“Testing is central because that leads to early detection, it minimizes further threat, and it quickly treats those found with the virus,” South Korean Foreign Minister Kang Kyung-wha told the BBC.

More than a quarter-million South Koreans have been tested for the virus. “South Korea now has the ability to test up to 20,000 people a day at 633 testing sites nationwide, including drive-through clinics and pop-up facilities parked in front of newly infected buildings,” detailed the Wall Street Journal. “Samples get transported by van—where they are stored at about 40-degrees Fahrenheit in airtight containers—to 118 laboratories. An army of around 1,200 medical professionals analyze results.”

So far the United States has managed a fraction of that. Some states have moved to copy these pop-up facilities, but the system is uneven and lurching into motion well after the virus has likely spread through major American cities. In South Korea — as well as Taiwan, another notable success story in the battle against the coronavirus — the experience of recent deadly epidemics, including the 2003 SARS outbreak and 2015 MERS outbreak, helped build the foundations for both an effective governmental and societal response. Draconian lockdowns were eschewed for sophisticated tracking of potential infections and vigilant monitoring.

“Because South Korea has had these types of outbreaks already occur, they know the kind of steps that need to be taken and how serious the danger is,” Leighanne Yuh, an academic at Korea University, told the Financial Times. “If we compare it to the United States, which hasn’t really been exposed to these things, at least for a long time, their response has been quite different.”
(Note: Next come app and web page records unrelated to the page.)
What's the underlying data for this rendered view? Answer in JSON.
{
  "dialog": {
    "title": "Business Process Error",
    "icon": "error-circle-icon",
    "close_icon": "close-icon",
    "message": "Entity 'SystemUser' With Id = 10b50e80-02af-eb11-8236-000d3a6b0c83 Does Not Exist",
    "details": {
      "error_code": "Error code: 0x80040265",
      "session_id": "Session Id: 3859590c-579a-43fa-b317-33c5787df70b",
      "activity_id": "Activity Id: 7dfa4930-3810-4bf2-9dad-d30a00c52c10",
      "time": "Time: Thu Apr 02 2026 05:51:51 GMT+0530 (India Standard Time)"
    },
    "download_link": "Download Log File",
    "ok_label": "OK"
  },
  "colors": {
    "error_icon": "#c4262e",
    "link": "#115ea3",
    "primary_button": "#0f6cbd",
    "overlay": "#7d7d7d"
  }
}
It doesn’t hurt either that South Korean authorities ensured testing was essentially free to all and that the country’s single-payer health care system does not disincentivize low-income people from seeking preventive treatment, as is often the case in the United States.

And then there’s the question of leadership. President Trump spun the crisis as a Chinese menace easily dealt with at U.S. borders. He bemoaned his political opponents for inflating a minor threat. And he repeatedly shared inaccurate information and advice to Americans about the reach of the virus and the government’s capacity to reckon with it. Only at a briefing Monday, where Trump indicated the outbreak could last till the late summer, did it seem the president had finally grasped the reality of the situation.
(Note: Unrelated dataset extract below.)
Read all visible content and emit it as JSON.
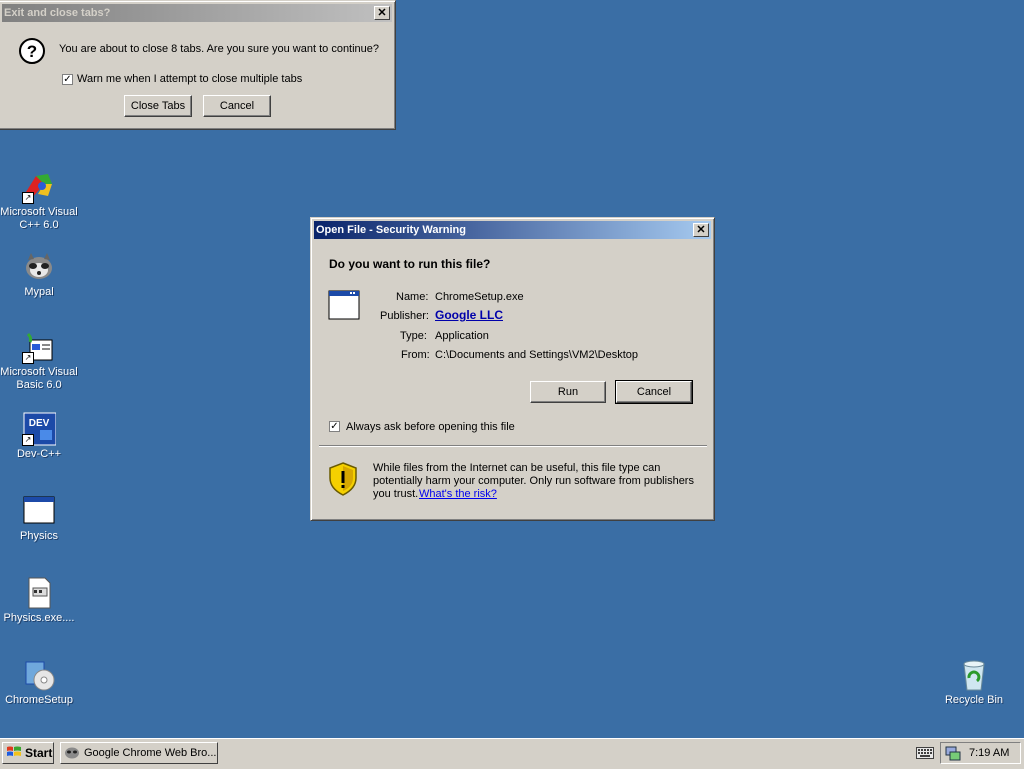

The Yang Ji General Hospital in Seoul opened booths on March 16, where people can get tested for coronavirus without being in direct contact with medical staff. (Video: The Washington Post)

Contrast that with South Korean President Moon Jae-in, who has taken a back seat as health officials communicate twice a day to the public about the state of the outbreak.
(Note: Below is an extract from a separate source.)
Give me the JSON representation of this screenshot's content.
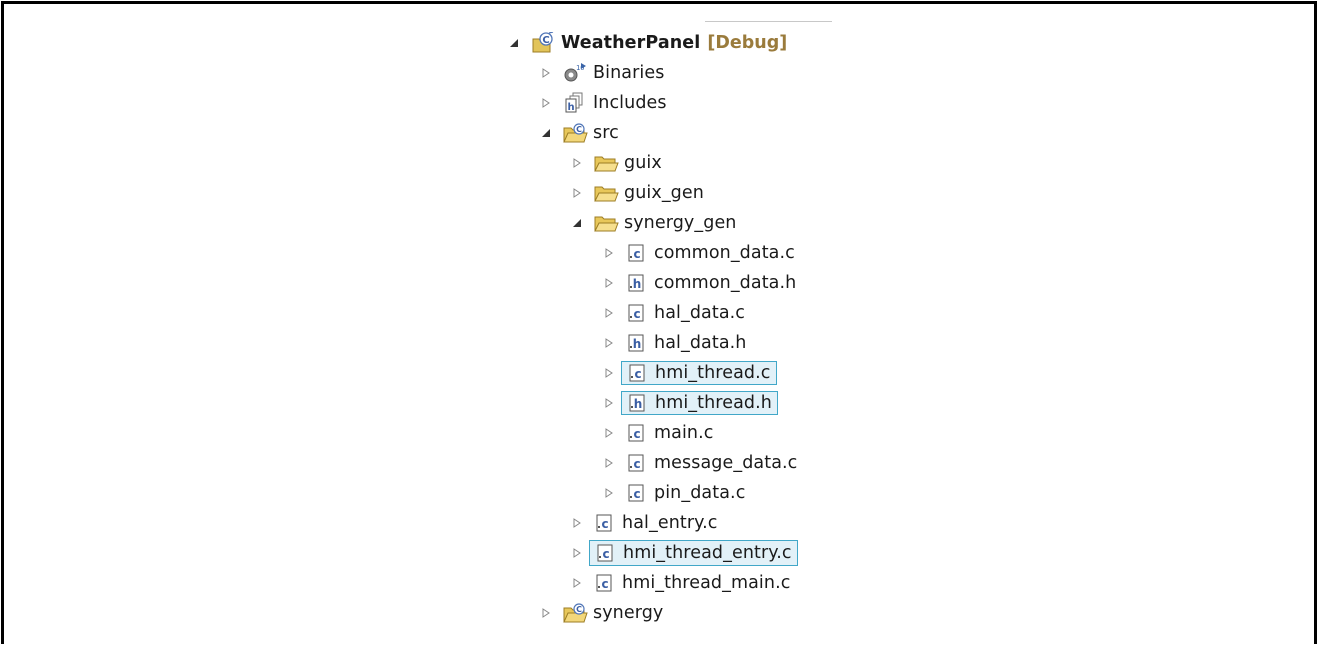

“Moon, like Trump, has strong ideological beliefs and faces an upcoming election,” wrote Robert Kelly, a professor of international relations at Pusan National University. “But Moon has shown a far greater willingness to take corona seriously and allow experts to run the response. There has been nothing here like Trump’s dithering over the last month, or his bizarre public announcements that this will just go away soon or is under control. Nor has there been anything as unhinged as the conspiracy theorizing so widespread on Trumpist media.”

President Trump held a news conference on the coronavirus on March 13 in the Rose Garden, declaring a national emergency. (Video: The Washington Post, Photo: Jabin Botsford/The Washington Post)

“No nation’s response has been perfectly effective, but the high degree of transparency and competency of South Korean health officials provides helpful lessons about containment efforts for other countries, and about the nature of this pandemic for the international scientific community,” noted Thomas Byrne, president of the Korea Society in New York City.

That type of openness and transparency, Lee Tae-ho, vice minister of foreign affairs, told reporters last week, builds “public trust” and leads to “a very high level of civic awareness and voluntary cooperation that strengthens our collective effort to overcome this public-health emergency.”

In many democracies farther west, such civic awareness and public trust is far less assured.